Today that’s not what it once was. Every one of the cars Hagerty tested against each other could easily get to 155 within a quarter mile. This, of course, upsets many motorsports standards. A Model S Plaid can get you kicked out of a drag strip because it’s too fast to be run without a roll cage, harnesses, and other required safety gear, and it’s ready to rock on the streets at that power and acceleration level.
The stark differences between the cars was apparent right from the beginning, and Hagerty captured it in detail from multiple angles. The Lucid pulled away from the Plaid, which itself was pulling away from the Buggati, which was supposed to have the most power of the three. But, torque puts butts into seats and makes you move over short distances, while horsepower can only help you later.
The Lucid got to 60 MPH in a mere 2.1 seconds, and achieved the quarter mile in only 9.1 seconds, at 156 MPH, setting a new production car drag record. It even beat the Plaid by three car-lengths. The Plaid even (barely) managed to fall behind the Bugatti, because the Bugatti had finally hit its stride near the end of the quarter mile.

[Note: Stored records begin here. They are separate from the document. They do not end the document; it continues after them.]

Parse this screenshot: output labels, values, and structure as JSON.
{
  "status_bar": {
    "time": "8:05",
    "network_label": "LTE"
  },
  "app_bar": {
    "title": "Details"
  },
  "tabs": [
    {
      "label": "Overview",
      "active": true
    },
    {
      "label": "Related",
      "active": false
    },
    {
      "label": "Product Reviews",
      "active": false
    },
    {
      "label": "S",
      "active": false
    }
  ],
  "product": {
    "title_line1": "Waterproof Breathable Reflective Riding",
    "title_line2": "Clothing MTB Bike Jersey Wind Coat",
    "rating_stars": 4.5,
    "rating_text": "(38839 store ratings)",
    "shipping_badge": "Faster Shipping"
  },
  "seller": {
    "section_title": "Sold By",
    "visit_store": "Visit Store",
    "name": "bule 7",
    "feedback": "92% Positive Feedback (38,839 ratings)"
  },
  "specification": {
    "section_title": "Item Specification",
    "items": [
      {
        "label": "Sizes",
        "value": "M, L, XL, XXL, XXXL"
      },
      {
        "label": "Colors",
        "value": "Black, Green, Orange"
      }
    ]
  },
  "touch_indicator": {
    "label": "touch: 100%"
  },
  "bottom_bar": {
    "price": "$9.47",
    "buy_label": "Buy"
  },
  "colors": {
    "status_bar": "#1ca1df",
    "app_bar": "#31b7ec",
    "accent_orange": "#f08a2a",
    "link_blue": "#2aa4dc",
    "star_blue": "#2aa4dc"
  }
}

What About The Motorcycle?
You’re probably wondering at this point what happened to the motorcycle. Its specifications don’t sound impressive, with only 210 horsepower, 91 lb-ft of torque, and a six-speed manual, but the little 1.1L V-4 engine is only pushing around 429 pounds. Ducati even made some suspension and other mods to the bike to help it beat the Sapphire, instructing the rider to beat the tar out of the bike if needed.
The result? The Lucid initially pulled ahead. The power of quickly moving parts dumped into a clutch just can’t initially match what an electric motor can do. The motorcycle tried the whole run to catch the Lucid, and it would have beaten both the Bugatti and the Tesla, but it didn’t quite have the oomph to catch the Lucid Sapphire.
Power Is Less Important Than Control Now
Getting into these kinds of acceleration numbers, the fact is that now that power isn’t the only factor. Each vehicle has sophisticated systems to keep that power flowing into the pavement and propelling the vehicles forward. The systems are literally pushing the limits of what’s physically possible for acceleration, and we’re far beyond what a manual system could accomplish now.
Yes, there are faster drag cars out there, of course, but they decreasingly resemble a car that you can daily drive the faster they go. The fastest ones literally couldn’t make the trip to work, because they weren’t built for anything but the quarter mile. The Lucid and the Tesla are even remotely affordable for people to consider commuting in.
So, we’re going to see some exciting things in the coming years as these power wars continue.
Featured image: a screenshot from the video, showing the contenders in this race.
Have a tip for CleanTechnica? Want to advertise? Want to suggest a guest for our CleanTech Talk podcast? Contact us here.
CleanTechnica Holiday Wish Book
Our Latest EVObsession Video
CleanTechnica uses affiliate links. See our policy here.